[Stored data]:

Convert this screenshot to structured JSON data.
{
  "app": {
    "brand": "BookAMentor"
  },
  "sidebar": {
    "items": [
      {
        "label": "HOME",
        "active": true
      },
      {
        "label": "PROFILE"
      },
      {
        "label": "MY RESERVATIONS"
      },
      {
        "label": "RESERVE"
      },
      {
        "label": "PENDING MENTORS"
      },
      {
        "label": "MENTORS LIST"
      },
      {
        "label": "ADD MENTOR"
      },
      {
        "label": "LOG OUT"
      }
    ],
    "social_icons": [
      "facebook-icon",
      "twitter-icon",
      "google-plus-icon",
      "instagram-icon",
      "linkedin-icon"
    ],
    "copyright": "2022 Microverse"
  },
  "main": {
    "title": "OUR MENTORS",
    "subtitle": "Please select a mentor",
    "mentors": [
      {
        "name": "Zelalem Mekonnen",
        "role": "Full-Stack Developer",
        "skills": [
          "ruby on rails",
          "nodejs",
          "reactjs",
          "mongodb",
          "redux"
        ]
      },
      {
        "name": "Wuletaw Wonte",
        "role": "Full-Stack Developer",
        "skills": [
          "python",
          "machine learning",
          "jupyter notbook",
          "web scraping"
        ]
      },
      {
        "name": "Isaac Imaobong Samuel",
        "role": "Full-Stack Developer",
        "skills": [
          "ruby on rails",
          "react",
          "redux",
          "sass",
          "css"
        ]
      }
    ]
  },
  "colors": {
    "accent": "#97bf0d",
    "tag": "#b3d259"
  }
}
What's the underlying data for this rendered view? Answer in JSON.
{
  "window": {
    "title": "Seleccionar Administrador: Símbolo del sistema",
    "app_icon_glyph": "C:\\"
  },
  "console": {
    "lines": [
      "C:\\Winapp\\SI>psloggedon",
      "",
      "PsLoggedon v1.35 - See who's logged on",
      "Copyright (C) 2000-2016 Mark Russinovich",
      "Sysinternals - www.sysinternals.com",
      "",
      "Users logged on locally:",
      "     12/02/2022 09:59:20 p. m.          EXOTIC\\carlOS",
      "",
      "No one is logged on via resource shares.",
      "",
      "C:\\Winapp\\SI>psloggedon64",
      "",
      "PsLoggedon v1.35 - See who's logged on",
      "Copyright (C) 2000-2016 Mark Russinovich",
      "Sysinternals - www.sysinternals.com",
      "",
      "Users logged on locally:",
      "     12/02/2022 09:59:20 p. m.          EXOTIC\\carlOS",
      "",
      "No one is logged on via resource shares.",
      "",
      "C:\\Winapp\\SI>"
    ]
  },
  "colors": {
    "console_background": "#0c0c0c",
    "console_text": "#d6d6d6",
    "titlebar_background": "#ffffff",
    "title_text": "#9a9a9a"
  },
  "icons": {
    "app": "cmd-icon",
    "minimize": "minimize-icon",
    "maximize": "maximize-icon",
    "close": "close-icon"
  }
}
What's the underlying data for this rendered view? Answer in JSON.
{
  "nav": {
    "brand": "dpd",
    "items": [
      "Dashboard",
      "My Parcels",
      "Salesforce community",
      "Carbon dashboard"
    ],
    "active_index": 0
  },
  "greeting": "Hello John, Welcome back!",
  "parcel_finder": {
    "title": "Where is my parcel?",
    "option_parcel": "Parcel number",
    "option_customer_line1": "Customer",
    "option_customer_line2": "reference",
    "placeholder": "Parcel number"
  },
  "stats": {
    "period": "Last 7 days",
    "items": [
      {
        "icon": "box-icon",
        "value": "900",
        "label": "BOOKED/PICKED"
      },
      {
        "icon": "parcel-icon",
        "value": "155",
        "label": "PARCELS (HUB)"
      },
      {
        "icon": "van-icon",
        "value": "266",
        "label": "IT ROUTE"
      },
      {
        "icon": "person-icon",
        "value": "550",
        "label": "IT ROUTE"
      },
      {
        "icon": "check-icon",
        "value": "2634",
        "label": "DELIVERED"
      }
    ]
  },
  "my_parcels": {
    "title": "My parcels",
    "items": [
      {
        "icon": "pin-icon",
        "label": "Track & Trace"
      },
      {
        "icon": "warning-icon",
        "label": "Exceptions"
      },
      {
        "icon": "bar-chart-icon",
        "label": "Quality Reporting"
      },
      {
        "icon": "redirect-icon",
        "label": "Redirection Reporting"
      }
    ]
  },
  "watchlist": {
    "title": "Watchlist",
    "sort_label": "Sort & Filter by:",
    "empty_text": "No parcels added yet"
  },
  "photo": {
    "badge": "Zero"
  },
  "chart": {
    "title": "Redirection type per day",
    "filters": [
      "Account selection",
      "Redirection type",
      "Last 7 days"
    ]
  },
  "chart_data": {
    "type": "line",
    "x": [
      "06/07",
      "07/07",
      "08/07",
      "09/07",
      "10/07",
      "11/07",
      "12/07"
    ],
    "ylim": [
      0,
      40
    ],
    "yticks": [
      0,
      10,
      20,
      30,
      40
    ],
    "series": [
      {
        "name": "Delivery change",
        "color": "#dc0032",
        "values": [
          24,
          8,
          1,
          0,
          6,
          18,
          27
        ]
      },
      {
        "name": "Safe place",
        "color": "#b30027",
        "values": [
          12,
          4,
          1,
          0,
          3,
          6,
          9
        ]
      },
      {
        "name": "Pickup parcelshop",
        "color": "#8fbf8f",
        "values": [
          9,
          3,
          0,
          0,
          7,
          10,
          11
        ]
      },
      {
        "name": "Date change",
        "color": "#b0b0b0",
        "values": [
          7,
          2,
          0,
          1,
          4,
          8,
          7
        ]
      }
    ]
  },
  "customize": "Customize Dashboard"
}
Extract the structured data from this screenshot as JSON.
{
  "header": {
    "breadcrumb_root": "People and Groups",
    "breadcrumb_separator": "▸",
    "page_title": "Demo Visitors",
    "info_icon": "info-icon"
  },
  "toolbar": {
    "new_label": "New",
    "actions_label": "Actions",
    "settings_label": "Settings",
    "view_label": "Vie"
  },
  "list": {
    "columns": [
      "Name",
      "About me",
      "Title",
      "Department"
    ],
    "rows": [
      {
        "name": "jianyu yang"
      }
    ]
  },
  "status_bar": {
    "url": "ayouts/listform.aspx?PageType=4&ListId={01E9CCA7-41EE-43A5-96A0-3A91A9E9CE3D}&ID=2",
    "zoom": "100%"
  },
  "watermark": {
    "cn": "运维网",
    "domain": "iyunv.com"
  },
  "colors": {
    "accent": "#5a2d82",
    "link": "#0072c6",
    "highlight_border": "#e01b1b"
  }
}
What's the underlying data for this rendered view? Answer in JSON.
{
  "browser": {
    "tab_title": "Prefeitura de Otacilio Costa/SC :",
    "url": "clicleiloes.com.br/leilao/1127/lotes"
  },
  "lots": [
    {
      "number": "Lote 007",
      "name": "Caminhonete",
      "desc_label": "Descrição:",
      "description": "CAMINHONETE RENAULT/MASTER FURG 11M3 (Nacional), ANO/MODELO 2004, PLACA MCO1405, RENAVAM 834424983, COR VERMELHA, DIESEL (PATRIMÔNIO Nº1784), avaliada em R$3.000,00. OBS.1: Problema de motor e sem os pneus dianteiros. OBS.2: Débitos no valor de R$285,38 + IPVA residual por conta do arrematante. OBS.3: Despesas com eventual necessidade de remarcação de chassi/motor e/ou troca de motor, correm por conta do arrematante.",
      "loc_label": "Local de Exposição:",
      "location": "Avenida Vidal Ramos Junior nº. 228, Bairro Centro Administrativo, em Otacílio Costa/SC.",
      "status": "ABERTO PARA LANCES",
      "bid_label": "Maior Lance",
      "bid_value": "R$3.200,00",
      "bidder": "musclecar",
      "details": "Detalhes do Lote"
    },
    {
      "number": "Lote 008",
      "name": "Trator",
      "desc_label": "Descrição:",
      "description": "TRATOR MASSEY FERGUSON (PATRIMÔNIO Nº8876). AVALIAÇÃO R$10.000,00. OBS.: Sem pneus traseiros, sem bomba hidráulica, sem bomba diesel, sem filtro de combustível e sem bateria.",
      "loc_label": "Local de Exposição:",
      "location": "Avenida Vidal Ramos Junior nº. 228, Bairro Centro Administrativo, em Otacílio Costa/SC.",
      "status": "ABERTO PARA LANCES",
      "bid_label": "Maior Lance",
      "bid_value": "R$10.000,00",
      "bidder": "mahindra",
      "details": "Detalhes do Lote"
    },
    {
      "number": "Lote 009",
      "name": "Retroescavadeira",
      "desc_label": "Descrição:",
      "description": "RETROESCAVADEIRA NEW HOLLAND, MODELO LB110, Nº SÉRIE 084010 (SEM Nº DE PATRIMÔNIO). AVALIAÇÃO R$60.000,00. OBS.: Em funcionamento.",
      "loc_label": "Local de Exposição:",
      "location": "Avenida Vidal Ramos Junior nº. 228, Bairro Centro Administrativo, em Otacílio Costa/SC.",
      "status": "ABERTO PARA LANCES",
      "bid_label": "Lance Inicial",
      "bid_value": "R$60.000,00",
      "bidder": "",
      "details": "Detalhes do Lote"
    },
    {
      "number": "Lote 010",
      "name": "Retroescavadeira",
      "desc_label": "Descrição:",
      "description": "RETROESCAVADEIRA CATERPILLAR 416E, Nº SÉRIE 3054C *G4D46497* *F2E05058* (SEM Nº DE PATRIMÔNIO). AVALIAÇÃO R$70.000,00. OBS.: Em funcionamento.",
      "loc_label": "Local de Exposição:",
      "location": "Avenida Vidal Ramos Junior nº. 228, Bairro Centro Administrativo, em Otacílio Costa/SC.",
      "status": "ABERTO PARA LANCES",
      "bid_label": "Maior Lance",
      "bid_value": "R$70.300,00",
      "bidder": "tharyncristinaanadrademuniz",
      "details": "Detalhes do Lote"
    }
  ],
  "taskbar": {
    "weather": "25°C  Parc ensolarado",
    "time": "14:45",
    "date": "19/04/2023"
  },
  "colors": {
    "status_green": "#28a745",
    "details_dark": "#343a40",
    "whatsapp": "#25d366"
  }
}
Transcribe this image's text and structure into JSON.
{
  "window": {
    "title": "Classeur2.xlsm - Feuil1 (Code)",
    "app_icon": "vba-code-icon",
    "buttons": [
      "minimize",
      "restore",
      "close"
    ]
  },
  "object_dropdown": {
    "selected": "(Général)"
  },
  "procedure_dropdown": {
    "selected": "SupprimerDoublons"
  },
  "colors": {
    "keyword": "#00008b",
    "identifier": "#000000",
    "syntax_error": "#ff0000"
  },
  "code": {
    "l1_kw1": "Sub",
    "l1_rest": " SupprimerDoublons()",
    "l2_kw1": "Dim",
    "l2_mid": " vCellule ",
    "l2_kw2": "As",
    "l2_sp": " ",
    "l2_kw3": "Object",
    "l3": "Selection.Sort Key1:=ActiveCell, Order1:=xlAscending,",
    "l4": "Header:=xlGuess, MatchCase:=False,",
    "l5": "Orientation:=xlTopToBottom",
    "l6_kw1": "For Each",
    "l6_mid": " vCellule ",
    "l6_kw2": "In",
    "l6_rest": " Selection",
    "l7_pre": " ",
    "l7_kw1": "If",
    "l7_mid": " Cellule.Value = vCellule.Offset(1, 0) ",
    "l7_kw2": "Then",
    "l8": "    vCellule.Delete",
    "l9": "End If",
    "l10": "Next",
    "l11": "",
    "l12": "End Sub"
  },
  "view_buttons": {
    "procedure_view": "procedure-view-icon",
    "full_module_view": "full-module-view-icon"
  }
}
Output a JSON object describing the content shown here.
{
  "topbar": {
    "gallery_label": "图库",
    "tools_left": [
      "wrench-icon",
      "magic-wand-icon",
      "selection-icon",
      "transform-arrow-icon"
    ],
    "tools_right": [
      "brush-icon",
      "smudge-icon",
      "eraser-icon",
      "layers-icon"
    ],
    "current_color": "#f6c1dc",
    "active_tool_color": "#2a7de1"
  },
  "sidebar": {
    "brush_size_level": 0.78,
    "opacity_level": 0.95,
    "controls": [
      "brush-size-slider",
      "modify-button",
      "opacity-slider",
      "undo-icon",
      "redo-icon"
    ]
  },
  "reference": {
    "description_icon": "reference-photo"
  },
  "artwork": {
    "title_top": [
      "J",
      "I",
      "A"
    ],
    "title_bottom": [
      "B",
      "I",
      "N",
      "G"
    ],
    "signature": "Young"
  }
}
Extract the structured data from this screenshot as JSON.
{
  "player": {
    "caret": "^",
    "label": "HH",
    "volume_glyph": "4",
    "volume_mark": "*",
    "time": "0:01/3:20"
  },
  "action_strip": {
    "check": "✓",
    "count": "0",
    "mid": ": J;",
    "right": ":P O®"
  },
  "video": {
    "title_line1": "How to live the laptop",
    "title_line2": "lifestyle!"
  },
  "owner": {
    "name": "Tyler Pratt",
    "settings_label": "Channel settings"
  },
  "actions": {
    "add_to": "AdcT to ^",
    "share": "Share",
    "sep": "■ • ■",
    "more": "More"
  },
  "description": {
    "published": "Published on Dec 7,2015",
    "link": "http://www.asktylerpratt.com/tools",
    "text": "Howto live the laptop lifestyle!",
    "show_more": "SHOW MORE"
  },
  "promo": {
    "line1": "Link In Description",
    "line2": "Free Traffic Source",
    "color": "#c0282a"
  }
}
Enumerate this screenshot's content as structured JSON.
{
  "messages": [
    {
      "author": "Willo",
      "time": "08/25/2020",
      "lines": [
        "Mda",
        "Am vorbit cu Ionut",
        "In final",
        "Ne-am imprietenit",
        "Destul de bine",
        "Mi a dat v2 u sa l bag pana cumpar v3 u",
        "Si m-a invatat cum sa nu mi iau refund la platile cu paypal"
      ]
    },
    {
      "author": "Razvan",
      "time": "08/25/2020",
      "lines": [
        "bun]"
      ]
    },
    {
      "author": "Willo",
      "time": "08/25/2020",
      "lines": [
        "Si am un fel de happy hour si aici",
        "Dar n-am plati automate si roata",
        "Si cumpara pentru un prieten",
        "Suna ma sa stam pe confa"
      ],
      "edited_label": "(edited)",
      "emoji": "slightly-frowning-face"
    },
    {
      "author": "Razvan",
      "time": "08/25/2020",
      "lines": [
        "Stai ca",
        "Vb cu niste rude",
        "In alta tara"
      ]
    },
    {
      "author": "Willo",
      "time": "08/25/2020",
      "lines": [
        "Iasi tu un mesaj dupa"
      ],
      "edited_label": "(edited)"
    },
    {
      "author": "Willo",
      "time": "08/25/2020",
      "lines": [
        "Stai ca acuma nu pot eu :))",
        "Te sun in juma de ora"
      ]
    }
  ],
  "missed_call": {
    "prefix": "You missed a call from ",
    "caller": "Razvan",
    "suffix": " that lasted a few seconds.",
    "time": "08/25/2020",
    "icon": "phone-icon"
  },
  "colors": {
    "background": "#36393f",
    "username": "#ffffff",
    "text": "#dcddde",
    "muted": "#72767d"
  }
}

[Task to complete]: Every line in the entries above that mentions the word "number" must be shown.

[Answer for the task]:
    "option_parcel": "Parcel number",
    "placeholder": "Parcel number"
      "number": "Lote 007",
      "number": "Lote 008",
      "number": "Lote 009",
      "number": "Lote 010",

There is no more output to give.